Our story

The Story of
"Mighty Joe"

Everyone remembers Mighty Joe, either the man or the gorilla. We remember the gorilla.

Outside Wildwood in 2003, he tottered on broken feet. When we first saw Mighty Joe he was named “George” and he stood 25 feet above a South Jersey go-kart track. Others knew him from even earlier times, when he towered over the beachfront boardwalk in Wildwood, New Jersey as “Kongo-Pongo” and “Magilla.”

George was in sad shape when we first met, pitched forward onto his mighty gorilla fists because his feet had buckled in a storm. Larry Valenzano noticed George while driving on Hwy 47 to and from his Wildwood beach house. The gorilla, he said, “Always reminded me of my son.”

The younger Valenzano was a former body builder nicknamed “Mighty Joe” who died of a brain tumor in 1999. Larry and Barbara Valenzano, heartbroken, renamed their gas station “Mighty Joe’s” in their son’s honor. Then they bought the big gorilla to serve as a memorial and a mascot.

“My wife thought I was crazy,” Larry said. “She told me, ‘That guy’s not gonna sell you that gorilla.
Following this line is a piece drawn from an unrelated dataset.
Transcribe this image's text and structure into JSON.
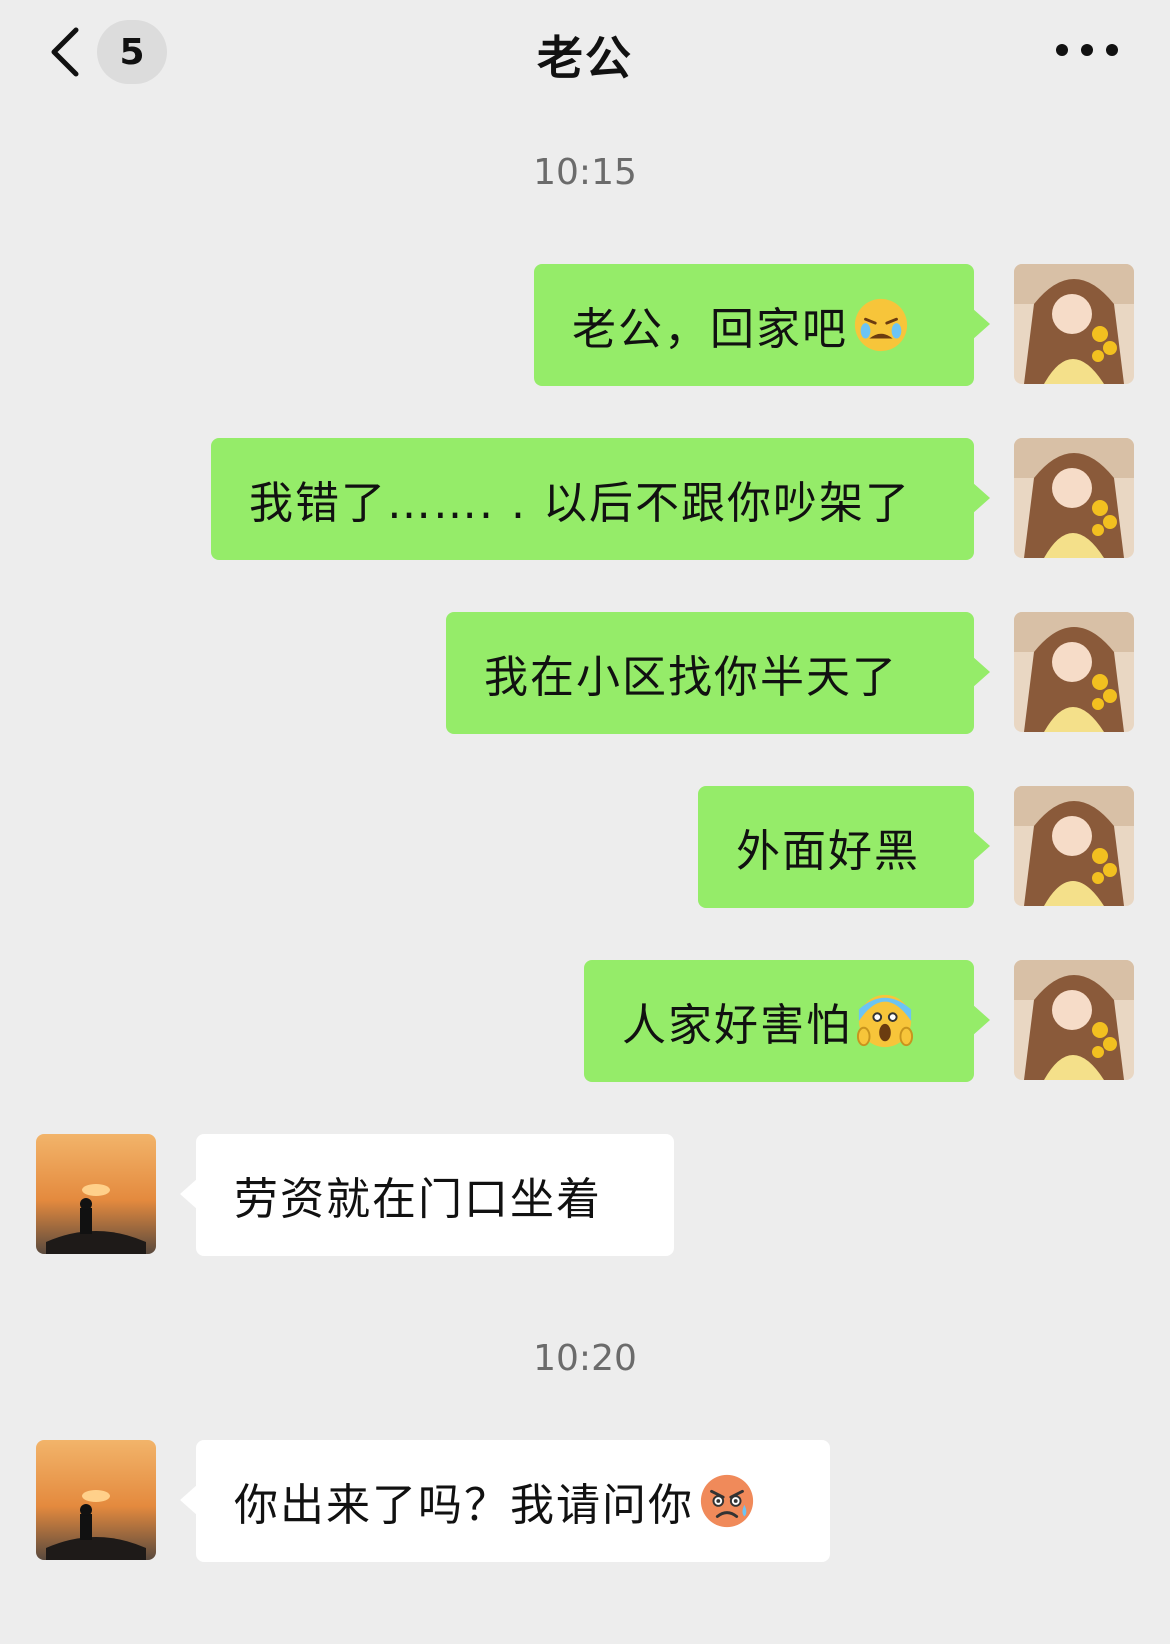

You’re out of your mind. What makes you think he would sell that to you?'”

But the guy DID sell Larry the gorilla, bypassing 15 higher bidders. “I don’t need the money…” Larry remembered him saying at the time. “…and the reason you want it is more important.”

It almost didn’t matter, because while Larry was figuring out how to ship the gorilla to his gas station, someone showed up at the go-kart track and tried to steal it. “I think they were from a mini-golf course in Ocean City,” Larry said. “The owner chased them off the property. They probably would have painted it pink.”

Larry finally figured out how to haul the gorilla cross-state, and after six months in a repair shop, Mighty Joe was unveiled in 2004. It cost Larry five times as much to fix him as it cost to buy him. But that was still peanuts (or banana chips) compared to the $50,000 that it originally cost to build the gorilla in Spain, according to what Larry’s heard.

The gorilla stands on the south side of the gas station parking lot, inside a white metal fence, his scowling mug set against a backdrop of South Jersey pine trees and blue sky.

Joe is looking spiffy these days — his eyes, mouth, and even his fingernails have been given fresh coats of paint that gleam against his flat black fiberglass fur. A hole in his chest, which once held a rickety sliding board on the Wildwood boardwalk, has been covered with a sign:

It says:

Hello, my name is Mighty Joe. My job is to look up to heaven from time to time and say: